Very often in small firms, preparing a list of revenue streams can be a challenge because of the lack of information on their customers and sales locations – but the devil is in the details. As a result, their sales team will typically provide an inflated lump sum. One approach is to ask for a list of prospective customers – categorized by location, probability of conversion, and expected deal size. After agreeing on which projects to consider, add a lump sum for other unforeseen new revenue opportunities, but it should be justifiable in terms of prospects.
- Classify costs into Revenue Buckets
Your costs can be divided into Capital Expenditure (Capex) and Operational Expenditure (Opex). Capex is typically a large investment like investing in a new plant or Research & Development (R&D) whose benefit will accrue to the business for multiple periods. It will be helpful if you prepare an exhaustive list of service lines and revenue types and then identify the Capex required for each item. This will ensure that the key Capex item is not missed.
Typically for R&D projects, you can further break down details for on-going versus new investments planned, along with phase-wise commitment information. Such attention to details leads to more realistic numbers and forces the Capex to align more closely with the long-term strategy.
- Determine Multiples
When budgeting for variable cost items, you can identify multiples from either industry benchmarks or rely on your business leaders’ past experience. So if your company is in the services industry, with the multiples approach, you can calculate the number of resources required per unit size of project and the volume of respective raw materials required per unit of final product.
As for material or input acquisition expenses, you should break down as much detail as possible. For example, if a media company is acquiring content, it is helpful to identify what form of media – which language, provider, vendor, and other details you can note down.
Similarly, General & Administrative (G&A) and travel costs can be estimated from past experiences, but again there should be quantifiable assumptions behind those numbers. Let’s take travel costs as an example.
Travel Cost (separately for domestic and for foreign):
- Flight fare: No. of trips multiplied by Fare per round trip (including Visa etc.)
- Hotel Cost: No of trips multiplied by Average hotel stay * Avg. per day rate
- Local Conveyance: No. of trips multiplied by average fare per trip (normal taxi fare, etc.)
The key is to ask for details and break down any cost into its components to get more clarity and base the numbers on a strong foundation.
- Prepare Estimates for all Financial Statements
Typically, small companies will only project their P&L along with Capex on – don’t make this mistake.
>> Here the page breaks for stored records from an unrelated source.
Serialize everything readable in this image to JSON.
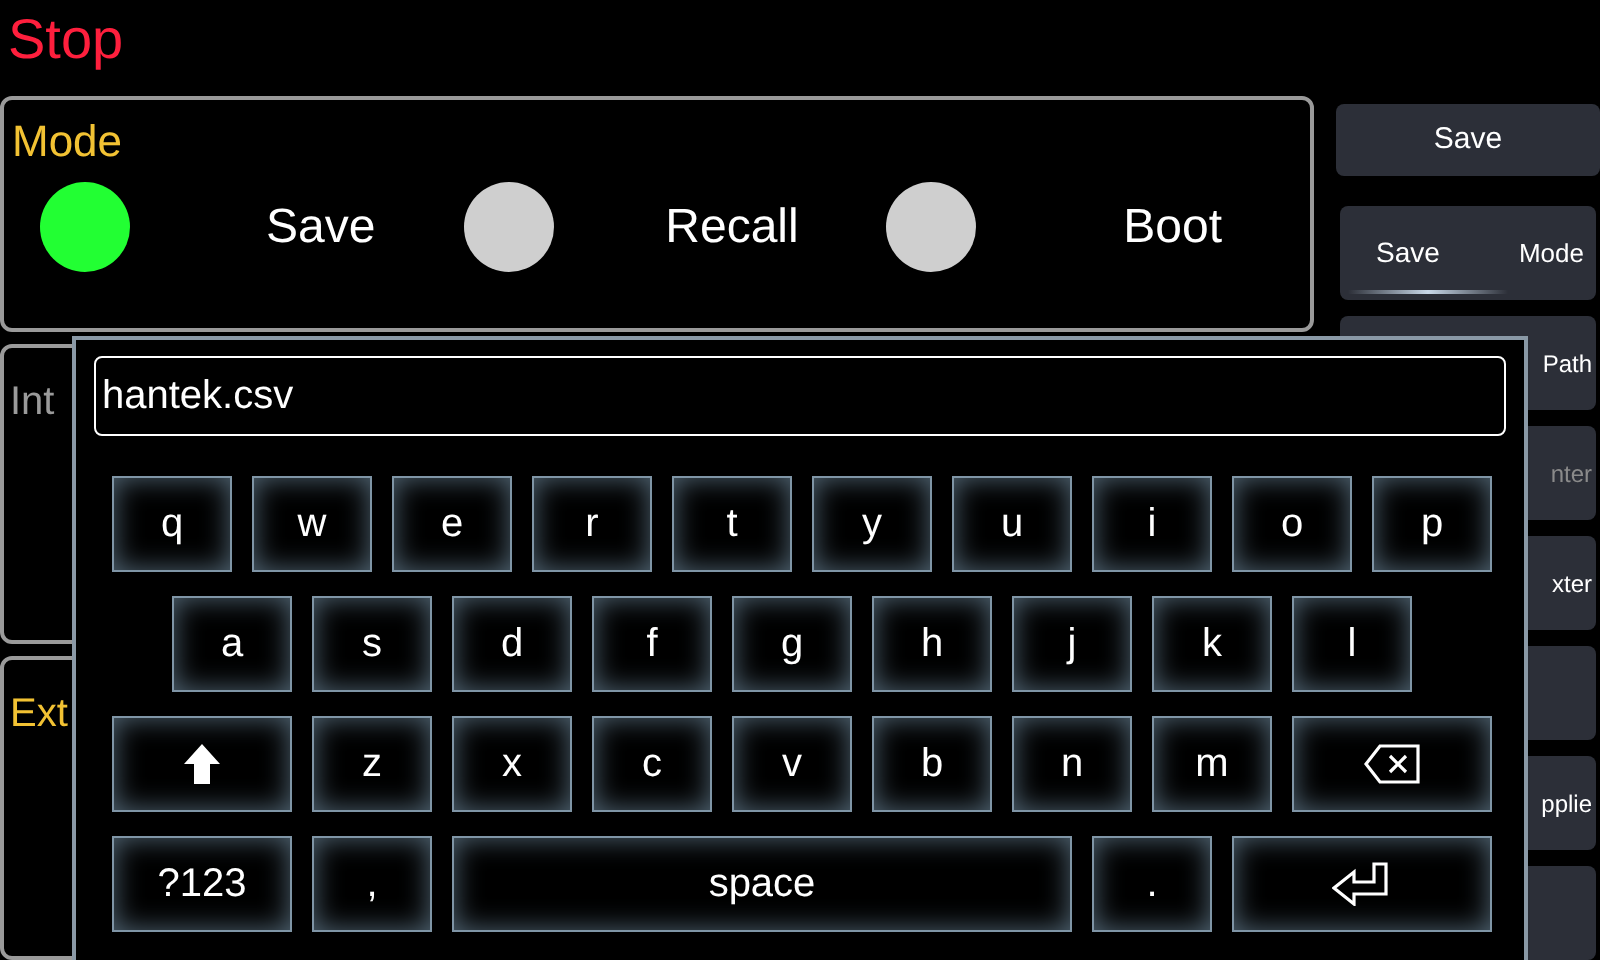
{
  "title": "Stop",
  "mode_panel": {
    "label": "Mode",
    "options": [
      {
        "label": "Save",
        "selected": true
      },
      {
        "label": "Recall",
        "selected": false
      },
      {
        "label": "Boot",
        "selected": false
      }
    ]
  },
  "panels": [
    {
      "label": "Int",
      "active": false
    },
    {
      "label": "Ext",
      "active": true
    }
  ],
  "sidebar": {
    "header_button": "Save",
    "items": [
      {
        "kind": "toggle",
        "label": "Save",
        "value": "Mode",
        "disabled": false
      },
      {
        "kind": "plain",
        "label": "Path",
        "disabled": false
      },
      {
        "kind": "plain",
        "label": "nter",
        "disabled": true
      },
      {
        "kind": "plain",
        "label": "xter",
        "disabled": false
      },
      {
        "kind": "blank"
      },
      {
        "kind": "plain",
        "label": "pplie",
        "disabled": false
      },
      {
        "kind": "blank"
      }
    ]
  },
  "keyboard": {
    "value": "hantek.csv",
    "rows": [
      {
        "keys": [
          {
            "kind": "char",
            "label": "q"
          },
          {
            "kind": "char",
            "label": "w"
          },
          {
            "kind": "char",
            "label": "e"
          },
          {
            "kind": "char",
            "label": "r"
          },
          {
            "kind": "char",
            "label": "t"
          },
          {
            "kind": "char",
            "label": "y"
          },
          {
            "kind": "char",
            "label": "u"
          },
          {
            "kind": "char",
            "label": "i"
          },
          {
            "kind": "char",
            "label": "o"
          },
          {
            "kind": "char",
            "label": "p"
          }
        ]
      },
      {
        "keys": [
          {
            "kind": "char",
            "label": "a"
          },
          {
            "kind": "char",
            "label": "s"
          },
          {
            "kind": "char",
            "label": "d"
          },
          {
            "kind": "char",
            "label": "f"
          },
          {
            "kind": "char",
            "label": "g"
          },
          {
            "kind": "char",
            "label": "h"
          },
          {
            "kind": "char",
            "label": "j"
          },
          {
            "kind": "char",
            "label": "k"
          },
          {
            "kind": "char",
            "label": "l"
          }
        ]
      },
      {
        "keys": [
          {
            "kind": "shift"
          },
          {
            "kind": "char",
            "label": "z"
          },
          {
            "kind": "char",
            "label": "x"
          },
          {
            "kind": "char",
            "label": "c"
          },
          {
            "kind": "char",
            "label": "v"
          },
          {
            "kind": "char",
            "label": "b"
          },
          {
            "kind": "char",
            "label": "n"
          },
          {
            "kind": "char",
            "label": "m"
          },
          {
            "kind": "backspace"
          }
        ]
      },
      {
        "keys": [
          {
            "kind": "wide",
            "label": "?123"
          },
          {
            "kind": "char",
            "label": ","
          },
          {
            "kind": "space",
            "label": "space"
          },
          {
            "kind": "char",
            "label": "."
          },
          {
            "kind": "enter"
          }
        ]
      }
    ]
  }
}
You should estimate both P&L and balance sheet, so that cash flows can be estimated. Also, this brings the focus to exact funding requirements including sources of funding and associated financing costs. Probably the most valuable commodity for an investee firm is cash and without a diligent mapping of both P&L and assets and liabilities, the business may find itself with insufficient or untimely funding.
Once you’ve planned your budget, it is imperative to run through them with the Sales, Procurement, HR, R&D and other department leaders, along with the top management or board to check the sanctity and to ensure that your budget make sense as a whole.
A diligent budgeting process enforces discipline in a business. This discipline is especially important for a start-up to mature and grow without hiccups. In sum, budgeting is an indispensable business activity that shouldn’t be seen as a necessary evil, but rather as an important value generating step in a young business’ growth.